Your objective: Output the entries below so that they read exactly as they do now.
(Data in this exercise begins)
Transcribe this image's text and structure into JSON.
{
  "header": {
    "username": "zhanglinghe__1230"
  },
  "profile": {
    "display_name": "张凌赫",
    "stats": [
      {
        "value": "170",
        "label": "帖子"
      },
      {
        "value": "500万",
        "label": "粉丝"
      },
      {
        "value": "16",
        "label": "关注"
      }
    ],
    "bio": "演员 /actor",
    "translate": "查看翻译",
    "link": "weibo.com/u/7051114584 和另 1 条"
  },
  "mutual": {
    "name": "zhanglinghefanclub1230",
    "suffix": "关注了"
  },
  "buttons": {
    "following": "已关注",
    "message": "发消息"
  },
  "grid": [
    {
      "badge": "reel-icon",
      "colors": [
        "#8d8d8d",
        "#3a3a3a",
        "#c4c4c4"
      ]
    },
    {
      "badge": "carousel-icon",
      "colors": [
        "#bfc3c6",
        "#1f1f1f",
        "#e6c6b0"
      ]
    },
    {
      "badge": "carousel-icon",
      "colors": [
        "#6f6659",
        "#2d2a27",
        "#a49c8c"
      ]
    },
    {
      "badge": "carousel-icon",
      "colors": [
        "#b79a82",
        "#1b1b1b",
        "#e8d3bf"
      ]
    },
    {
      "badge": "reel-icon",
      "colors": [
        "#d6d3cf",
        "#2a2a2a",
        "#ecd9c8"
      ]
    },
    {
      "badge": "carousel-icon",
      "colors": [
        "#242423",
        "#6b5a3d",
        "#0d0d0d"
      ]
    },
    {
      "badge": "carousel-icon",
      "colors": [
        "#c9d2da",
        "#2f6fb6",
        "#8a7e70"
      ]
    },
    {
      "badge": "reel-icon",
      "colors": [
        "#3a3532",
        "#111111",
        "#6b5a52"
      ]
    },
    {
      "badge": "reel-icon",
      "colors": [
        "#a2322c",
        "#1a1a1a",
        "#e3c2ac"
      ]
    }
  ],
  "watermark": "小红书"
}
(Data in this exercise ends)
Output of the exercise:
Transcribe this image's text and structure into JSON.
{
  "header": {
    "username": "zhanglinghe__1230"
  },
  "profile": {
    "display_name": "张凌赫",
    "stats": [
      {
        "value": "170",
        "label": "帖子"
      },
      {
        "value": "500万",
        "label": "粉丝"
      },
      {
        "value": "16",
        "label": "关注"
      }
    ],
    "bio": "演员 /actor",
    "translate": "查看翻译",
    "link": "weibo.com/u/7051114584 和另 1 条"
  },
  "mutual": {
    "name": "zhanglinghefanclub1230",
    "suffix": "关注了"
  },
  "buttons": {
    "following": "已关注",
    "message": "发消息"
  },
  "grid": [
    {
      "badge": "reel-icon",
      "colors": [
        "#8d8d8d",
        "#3a3a3a",
        "#c4c4c4"
      ]
    },
    {
      "badge": "carousel-icon",
      "colors": [
        "#bfc3c6",
        "#1f1f1f",
        "#e6c6b0"
      ]
    },
    {
      "badge": "carousel-icon",
      "colors": [
        "#6f6659",
        "#2d2a27",
        "#a49c8c"
      ]
    },
    {
      "badge": "carousel-icon",
      "colors": [
        "#b79a82",
        "#1b1b1b",
        "#e8d3bf"
      ]
    },
    {
      "badge": "reel-icon",
      "colors": [
        "#d6d3cf",
        "#2a2a2a",
        "#ecd9c8"
      ]
    },
    {
      "badge": "carousel-icon",
      "colors": [
        "#242423",
        "#6b5a3d",
        "#0d0d0d"
      ]
    },
    {
      "badge": "carousel-icon",
      "colors": [
        "#c9d2da",
        "#2f6fb6",
        "#8a7e70"
      ]
    },
    {
      "badge": "reel-icon",
      "colors": [
        "#3a3532",
        "#111111",
        "#6b5a52"
      ]
    },
    {
      "badge": "reel-icon",
      "colors": [
        "#a2322c",
        "#1a1a1a",
        "#e3c2ac"
      ]
    }
  ],
  "watermark": "小红书"
}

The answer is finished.